Liberia’s Police Chief Chris C. Massaquoi, says “It is a challenge to keep graduating officers and they do not have anything to work with,” as he wondered if graduating riot officers would be deployed with the “appropriate working tools.”
“What are the challenges? After you have been trained, how are you deployed?
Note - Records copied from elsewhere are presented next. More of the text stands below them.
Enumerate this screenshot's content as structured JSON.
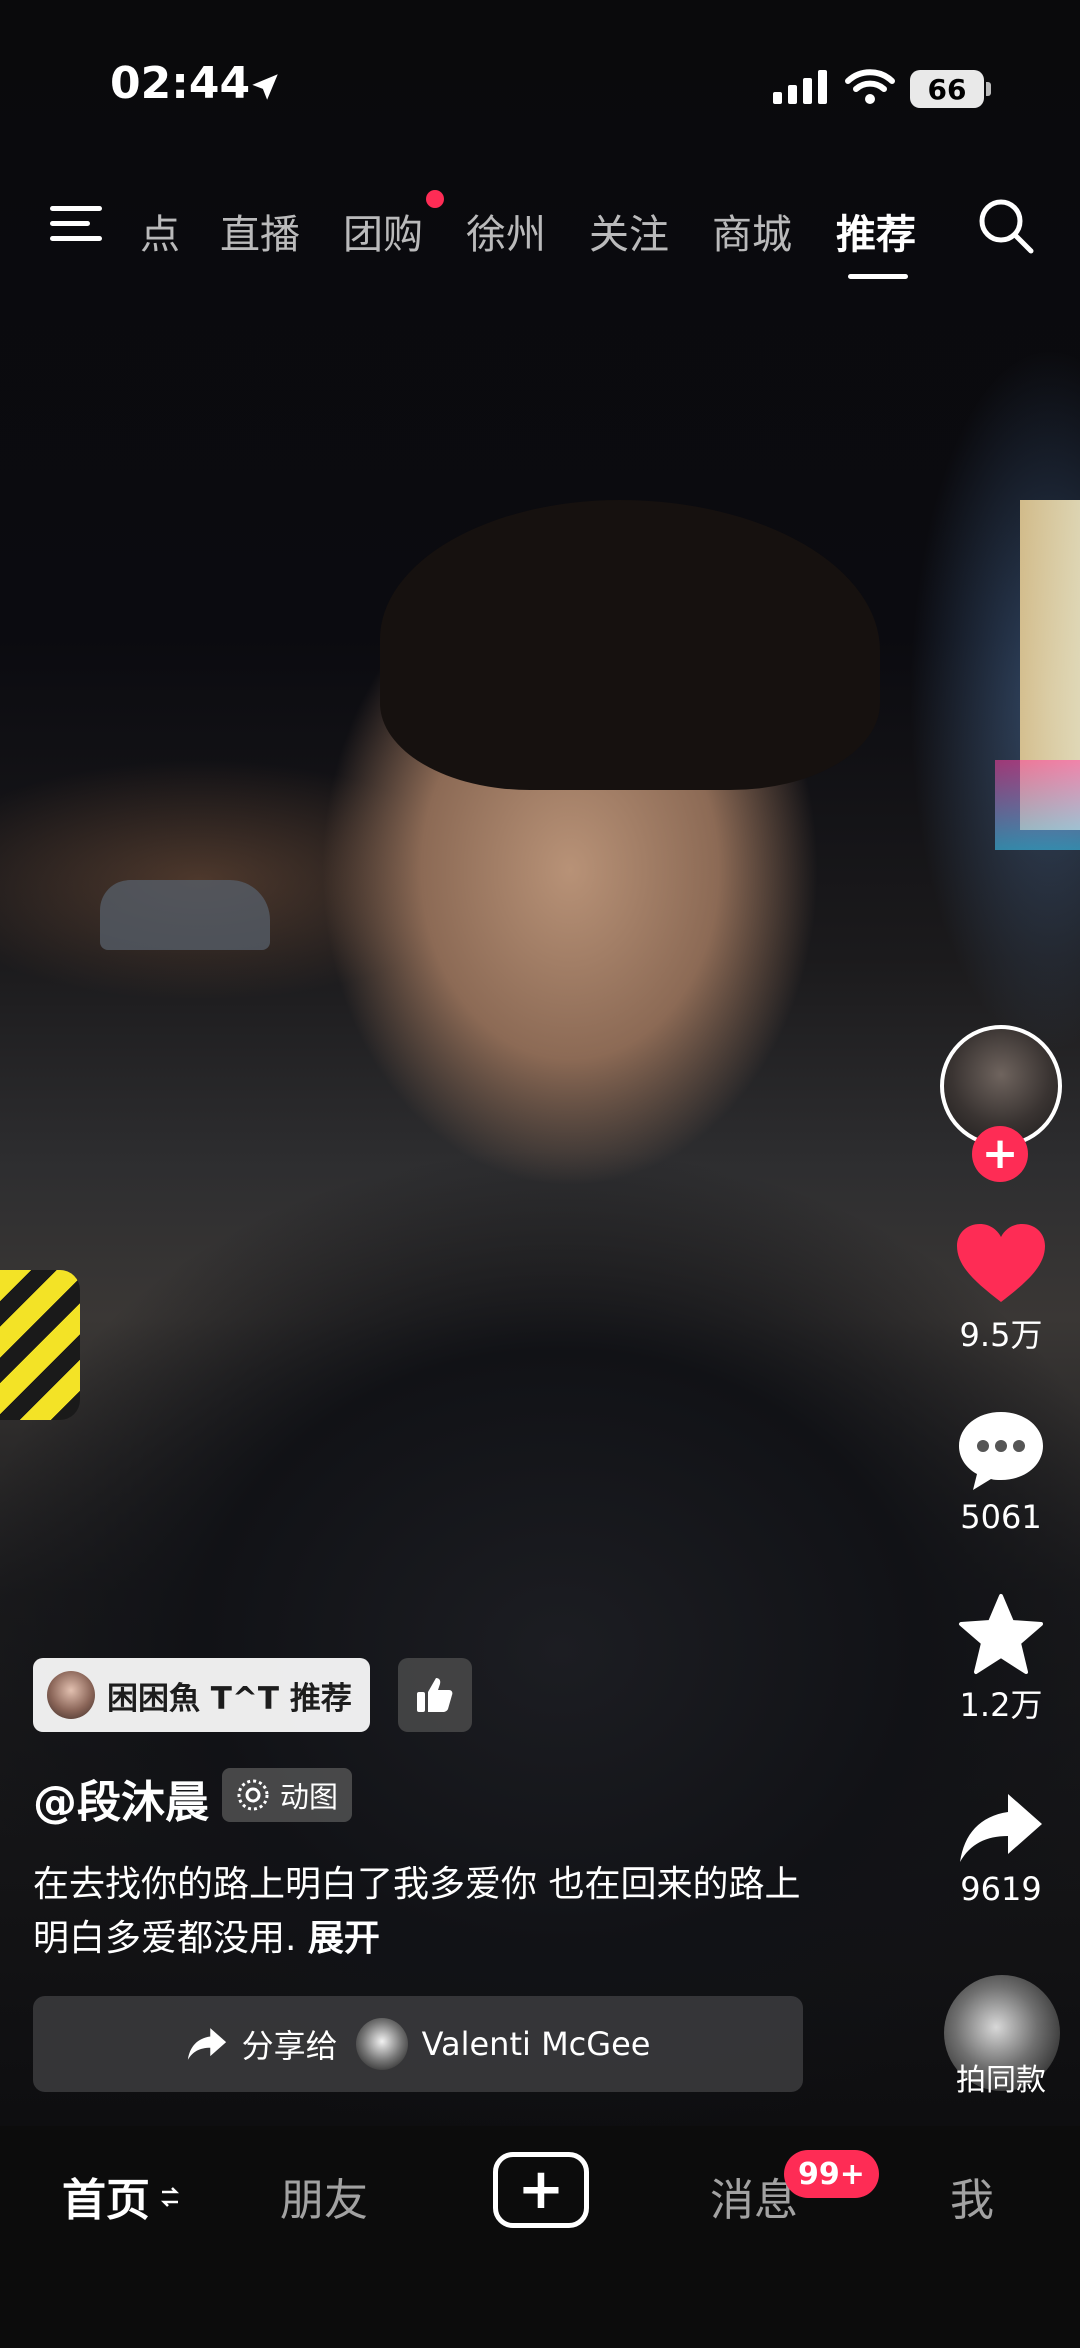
{
  "status_bar": {
    "time": "02:44",
    "battery": "66"
  },
  "top_tabs": [
    "点",
    "直播",
    "团购",
    "徐州",
    "关注",
    "商城",
    "推荐"
  ],
  "active_tab": "推荐",
  "actions": {
    "likes": "9.5万",
    "comments": "5061",
    "favorites": "1.2万",
    "shares": "9619",
    "sound_label": "拍同款"
  },
  "post": {
    "recommender": "困困魚 T^T 推荐",
    "author": "@段沐晨",
    "tag": "动图",
    "caption": "在去找你的路上明白了我多爱你 也在回来的路上明白多爱都没用.",
    "expand": "展开",
    "share_label": "分享给",
    "share_user": "Valenti McGee"
  },
  "bottom_nav": {
    "home": "首页",
    "friends": "朋友",
    "messages": "消息",
    "messages_badge": "99+",
    "me": "我"
  }
}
Are you going to be deployed with the appropriate working tools?,” Mr. Massaquoi pondered Friday, 5 February at the Liberia National Police Training Academy in Paynesville outside Monrovia while addressing the graduates.
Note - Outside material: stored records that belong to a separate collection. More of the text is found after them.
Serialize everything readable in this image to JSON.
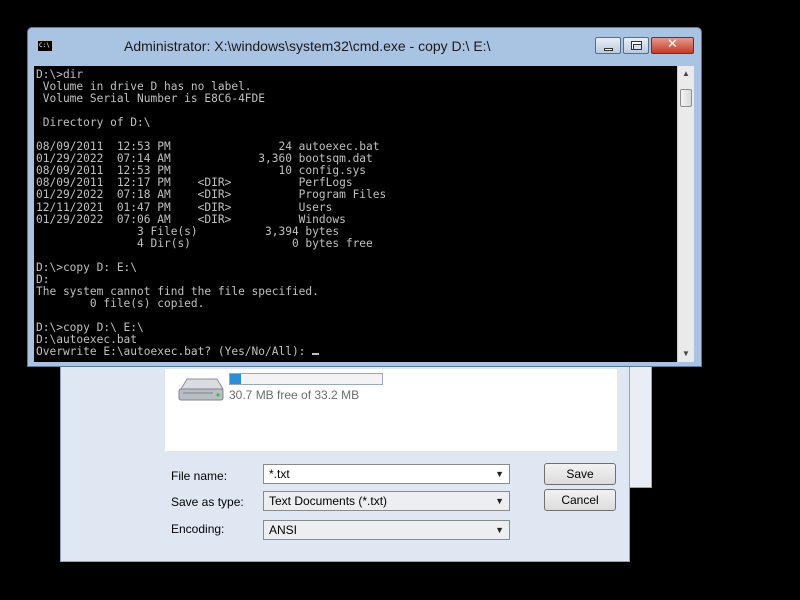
{
  "cmd_window": {
    "title": "Administrator: X:\\windows\\system32\\cmd.exe - copy  D:\\ E:\\",
    "icon": "cmd-icon",
    "icon_text": "C:\\",
    "caption_buttons": {
      "minimize": "minimize-icon",
      "maximize": "maximize-icon",
      "close": "✕"
    },
    "console_lines": [
      "D:\\>dir",
      " Volume in drive D has no label.",
      " Volume Serial Number is E8C6-4FDE",
      "",
      " Directory of D:\\",
      "",
      "08/09/2011  12:53 PM                24 autoexec.bat",
      "01/29/2022  07:14 AM             3,360 bootsqm.dat",
      "08/09/2011  12:53 PM                10 config.sys",
      "08/09/2011  12:17 PM    <DIR>          PerfLogs",
      "01/29/2022  07:18 AM    <DIR>          Program Files",
      "12/11/2021  01:47 PM    <DIR>          Users",
      "01/29/2022  07:06 AM    <DIR>          Windows",
      "               3 File(s)          3,394 bytes",
      "               4 Dir(s)               0 bytes free",
      "",
      "D:\\>copy D: E:\\",
      "D:",
      "The system cannot find the file specified.",
      "        0 file(s) copied.",
      "",
      "D:\\>copy D:\\ E:\\",
      "D:\\autoexec.bat",
      "Overwrite E:\\autoexec.bat? (Yes/No/All): "
    ],
    "colors": {
      "console_bg": "#000000",
      "console_fg": "#c0c0c0",
      "frame": "#a9c4e2"
    }
  },
  "save_dialog": {
    "drive": {
      "icon": "drive-icon",
      "free_text": "30.7 MB free of 33.2 MB",
      "used_fraction": 0.075
    },
    "file_name": {
      "label": "File name:",
      "value": "*.txt"
    },
    "save_as_type": {
      "label": "Save as type:",
      "value": "Text Documents (*.txt)"
    },
    "encoding": {
      "label": "Encoding:",
      "value": "ANSI"
    },
    "dropdown_icon": "▼",
    "save_button": "Save",
    "cancel_button": "Cancel"
  },
  "scrollbar": {
    "up": "▲",
    "down": "▼"
  }
}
Active riot officers from the Emergency Response Unit or ERU and the Police Support Unit or PSU graduated over the weekend after going through some training before their deployment at the community levels in some counties including Maryland, southeast Liberia to enhance community policing effort as the United Nations Mission in Liberia or UNMIL draws down.
But the Police Director says the question as to whether officers would be deployed with appropriate working tools was not only left with the police, but UNMIL counterparts and the Ministry of Justice, further requesting the ministry to convey the concern to President Ellen Johnson-Sirleaf.
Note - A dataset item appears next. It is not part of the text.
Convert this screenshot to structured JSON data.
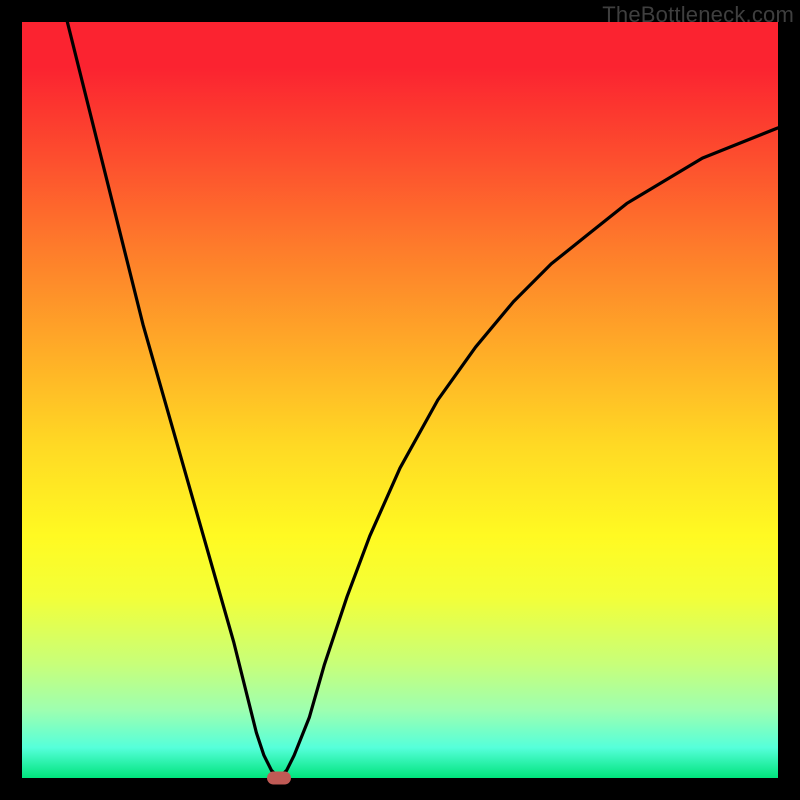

Mr. Massaquoi however expressed confidence despite the challenge, that the police force is “absolutely ready” for the UNMIL drawdown, claiming the force is ahead of other security institutions in terms of counter-terrorism preparation.
Pleading with those that have political connections with the Executive and Legislature to help in advocating for the police, he repeated that “the police need the tools to work with, saying “you cannot tie man’s hand and chunk [throw] him in the ocean and river and say go swim.”
He concluded that it becomes a major challenge if the police do not have the tools to work with.
Speaking earlier, the Commandant for Training and Manpower Development at the academy, Atty. J. Titus Kimba dismissed reports that recruits’ training for Class 44 was hampered, saying the Academy is on course.
Atty. Kimba further said the Academy is on course with the Justice Ministry providing all necessary support and assistance to make sure that renovation work on structures at the Academy can start.
The structures concerned were reported to have been destroyed due to heavy storm that hit the Academy in October 2015, but Atty. Kimba maintains that “nothing is wrong” in terms of the Justice Ministry’s support to get the renovation work started.
On behalf of Justice Minister Cllr. Benedict Sannoh, Deputy Justice Minister for Public Safety Cllr. Wheatonia Dixon Barnes reminded the officers that their fundamental duty was to serve Liberians, adding that with the UNMIL drawdown, officers’ professional engagement with the community and citizens will be very crucial.
She urged the graduating officers to have a good relationship with the community to the extent where community people would run to the officers, rather than run away from them.
“… If you respect yourself, people will respect you. The police are the first line of defense for civilians, not the military,” she said, urging the police and the community to work together in a relationship hat will keep “us safe” in Liberia.
In response to director Massaquoi’s request, Cllr. Barnes said “we” will assist in the advocacy for the police logistics needed to enhance their operations.Edited by Jonathan Browne